My latest book is the Idiot’s Guides: Options Trading.
Like so many pursuits, trading is something that requires practice and refinement. Options trading is as much about hedging as it is about speculation. The process matters. As much as you want to jump in and start making options work for you, you’re better off taking a little time and paying a little attention to the details. Following a series of steps might not be glamorous, but it makes a difference in your ability to stay trading for the long term.
Learn About Options, Not Strategies
It might seem like options trading is about learning a lot of complicated strategies with kooky names. A lot of new options traders think they need to learn the complicated stuff first.
In fact, it’s the opposite. Start with the basics: what a put is, what a call is, what it means to write and to buy, and how the prices change. Also: what are the commissions that your broker will charge you, and how will they affect the strategies you want to try? A lot of sure things turn out to be losers as soon as the costs are considered.
If you understand the basics, you’ll be able to think about the payoffs as you put trade ideas. Focus on this before worrying about butterflies, condors, and Christmas trees. The simple stuff will carry you through.
Are You a Hedger or a Speculator?
Although most options traders hedge sometimes and speculate at others, they generally find one perspective or the other seems more normal to them and their overall portfolio. That, in turn, informs their research and their trading strategies.
Knowing what you want to do will influence your approach to the market. It helps to know your investing goals. Sure, you want to make as much money as possible, but there are some constraints: the amount of money in your portfolio, the number of years until you need the money, and your personal preferences. Keep those in mind when planning and evaluating your trades.
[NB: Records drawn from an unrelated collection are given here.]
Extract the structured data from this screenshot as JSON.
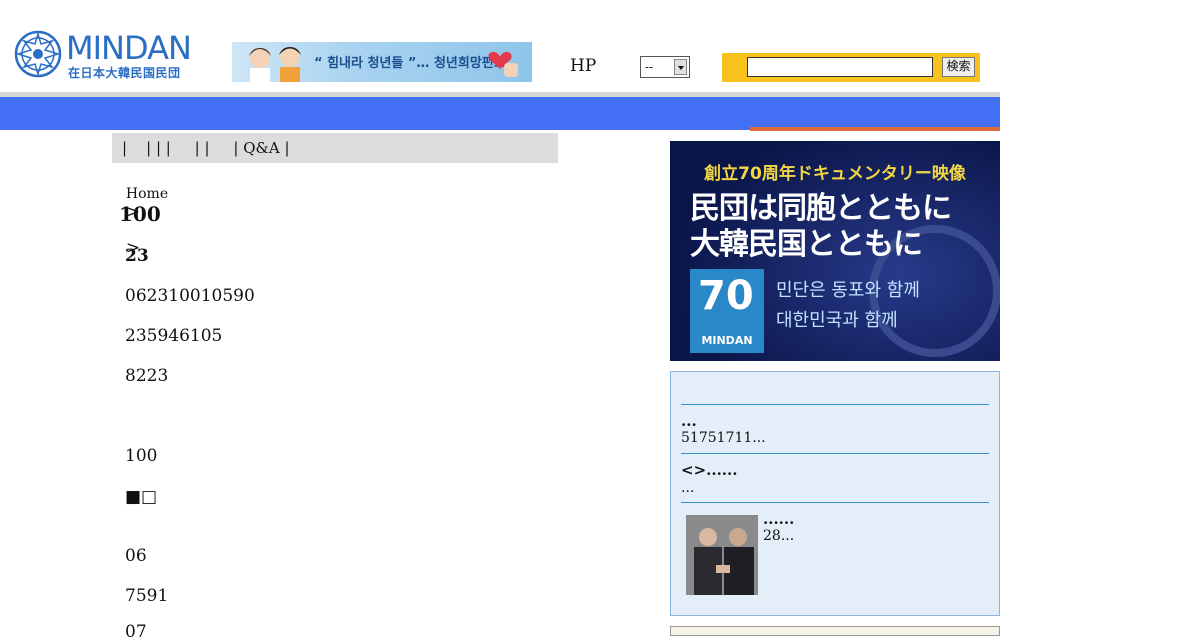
{
  "header": {
    "logo_text": "MINDAN",
    "logo_sub": "在日本大韓民国民団",
    "banner_text": "“ 힘내라 청년들 ”… 청년희망펀드",
    "hp_label": "HP",
    "lang_select_value": "--",
    "search_input_value": "",
    "search_button_label": "検索"
  },
  "subnav": {
    "text": "|    | | |     | |     | Q&A |"
  },
  "breadcrumb": {
    "home": "Home",
    "sep": ">"
  },
  "main": {
    "title": "100",
    "lines": [
      "23",
      "062310010590",
      "235946105",
      "8223",
      "100",
      "■□",
      "06",
      "7591",
      "07"
    ]
  },
  "sidebar": {
    "promo": {
      "headline": "創立70周年ドキュメンタリー映像",
      "line1": "民団は同胞とともに",
      "line2": "大韓民国とともに",
      "badge_number": "70",
      "badge_label": "MINDAN",
      "kr_line1": "민단은 동포와 함께",
      "kr_line2": "대한민국과 함께"
    },
    "news": [
      {
        "title": "...",
        "text": "51751711..."
      },
      {
        "title": "<>......",
        "text": "..."
      },
      {
        "title": "......",
        "text": "28..."
      }
    ]
  },
  "colors": {
    "nav_blue": "#4470f8",
    "accent_orange": "#e06b3a",
    "search_yellow": "#f7c21b",
    "logo_blue": "#2a6fc4"
  }
}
Have a Trading Plan
You aren’t trading options for your health. You’re doing it for something. What? That’s your business, not mine. But it is your business! So start your trades with that in mind. Think through what you plan to trade, and why, and with what limits for your money and your risk.
A trading plan does not have to be complicated. Not at all! Many traders make a few notes in a notebook or on a spreadsheet. The habit of thinking through a trade matters, not the way in which it is recorded. Take the time to figure out what you want to do before you place the trade.
Determine Your Money Management Strategy
When you see a great trade, you might be tempted to put all of your money into it. Why not get the great profit from the sure thing, right?
There are a few problems with this perspective:
- The big one is you want to have multiple trades in place. The easiest way to improve performance for a given level of risk is to diversify. Good diversification requires dividing your money among several investments and trades.
- Furthermore, if your one great idea fails, then you don’t have any money left for the next trade. Keeping some powder dry will keep you in the game for the next trade.
- Managing money is a key component of successful speculative trading. Hedgers should pay attention, too, so as not to pay too much for the insurance benefits of options.
Remember the Sources of Options Value
Options have both intrinsic value and time value:
- Intrinsic value is related to the price of the underlying and the option’s value when exercised.
- Time value – also known as extrinsic value – is related to the likelihood of exercise given how much volatility is in the asset and how much time there is until expiration.
Both values matter. An option isn’t exactly like the underlying asset. Pay as much attention to volatility as to whether or not the option is in the money in order to keep an edge.